Catherine Loveday is a graduate of the University of Westminster (formerly PCL) She began her career with a PhD in the neuropsychology of memory and ageing, supervised by Alan Parkin (University of Sussex) & Brenda Walter (University of Westminster) and continues to focus on the nature of normal and impaired memory.

Catherine is an active member of the BPS, as Chair of the Psychologist Digest Editorial Advisory Committee and a member of the Research Board  She has a passion for public engagement with science and is regularly invited to give public lectures at festivals, community events and in schools. Catherine is author of "The Secret World of the Brain" and frequently appears as an expert psychologist on BBC Radio 4's All In The MInd, as well as many other radio and television programmes.

Teaching

Catherine is a principal lecturer and teaching fellow on the BSc Cognitive Neuroscience and MSc Cognitive Rehabilitation programmes. Her particular teaching interests lie in neuropsychology, neuroscience, neuropharmacology, cognitive psychology and psychology of music. She has a keen interest in innovative assessment practices and an enthusiasm for the effective use of technology to enhance learning.

Research

Following a PhD in the neuropsychology of memory and ageing, Catherine has continued to focus on the nature of normal and impaired memory and much of her current research focuses on the neuropsychology of autobiographical memory. She works closely with people with various forms of memory loss and has an established interdisciplinary collaboration with cognitive psychologist Martin Conway, and artist Shona Illingworth, examining the lived experience of amnesia.

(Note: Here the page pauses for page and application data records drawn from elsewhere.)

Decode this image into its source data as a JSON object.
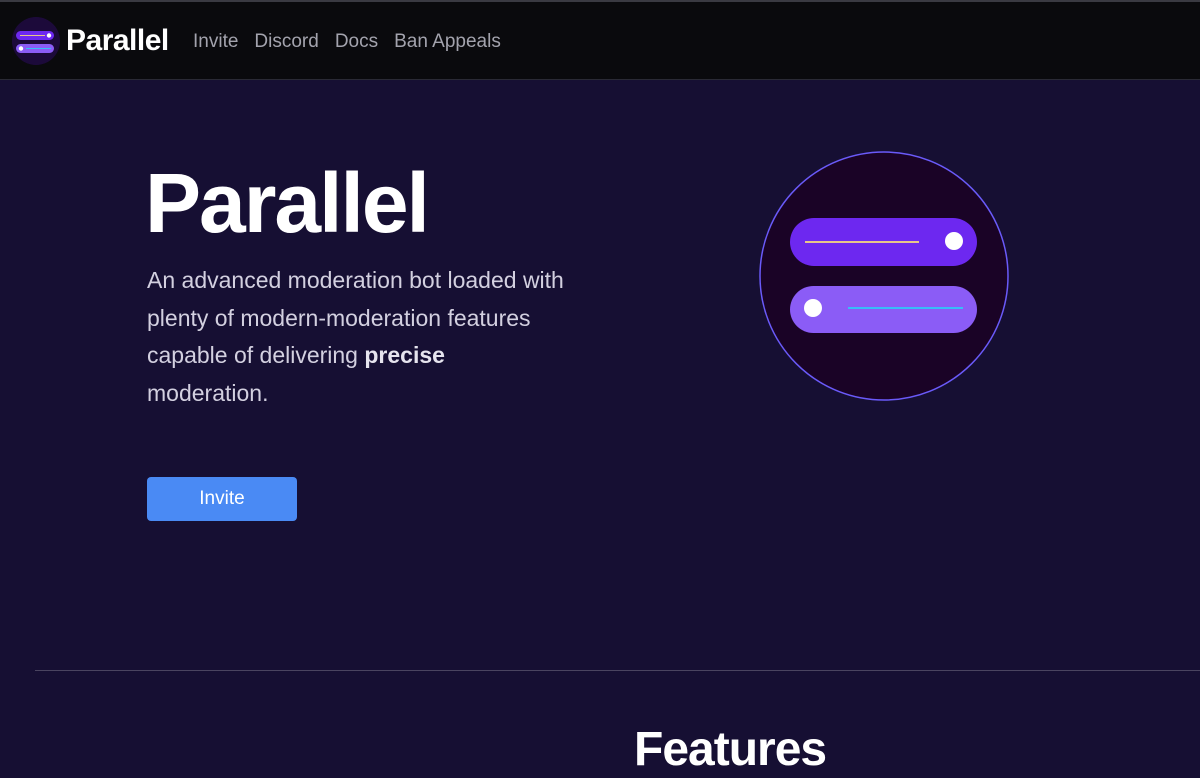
{
  "brand": {
    "name": "Parallel",
    "logo_icon": "parallel-toggles-logo"
  },
  "nav": {
    "items": [
      {
        "label": "Invite"
      },
      {
        "label": "Discord"
      },
      {
        "label": "Docs"
      },
      {
        "label": "Ban Appeals"
      }
    ]
  },
  "hero": {
    "title": "Parallel",
    "description_before": "An advanced moderation bot loaded with plenty of modern-moderation features capable of delivering ",
    "description_bold": "precise",
    "description_after": " moderation.",
    "invite_label": "Invite",
    "illustration_icon": "parallel-toggles-illustration"
  },
  "features": {
    "heading": "Features"
  },
  "colors": {
    "page_background": "#160f33",
    "topbar_background": "#0a0a0d",
    "accent_button": "#4a8af4",
    "toggle_dark": "#6d28f0",
    "toggle_light": "#8b5cf6",
    "circle_border": "#6a5af9",
    "line_yellow": "#e8c58a",
    "line_cyan": "#38bdf8"
  }
}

Catherine also has a long-term fascination with music in the brain and has carried out a number of studies looking at the cognitive and neuronal aspects of music processing. Recently, she has brought these two areas of research together and is now investigating how memories of music are central to our sense of self, imagination, emotional state and social functioning. She is particularly interested in the relevance of this for supporting memory and self in older people.

Catherine has also published papers across an eclectic range of other topics including the relationship between stress hormones and attachment in adolescence as well as the psychology of music. She has particular expertise in cognitive assessment (especially memory and executive function) and the use of cognitive profiling for the diagnosis and clinical management of a range of conditions including hydrocephalus, Anorexia Nervosa, traumatic brain injury and dementia.

Publications

For details of all my research outputs, visit my WestminsterResearch profile.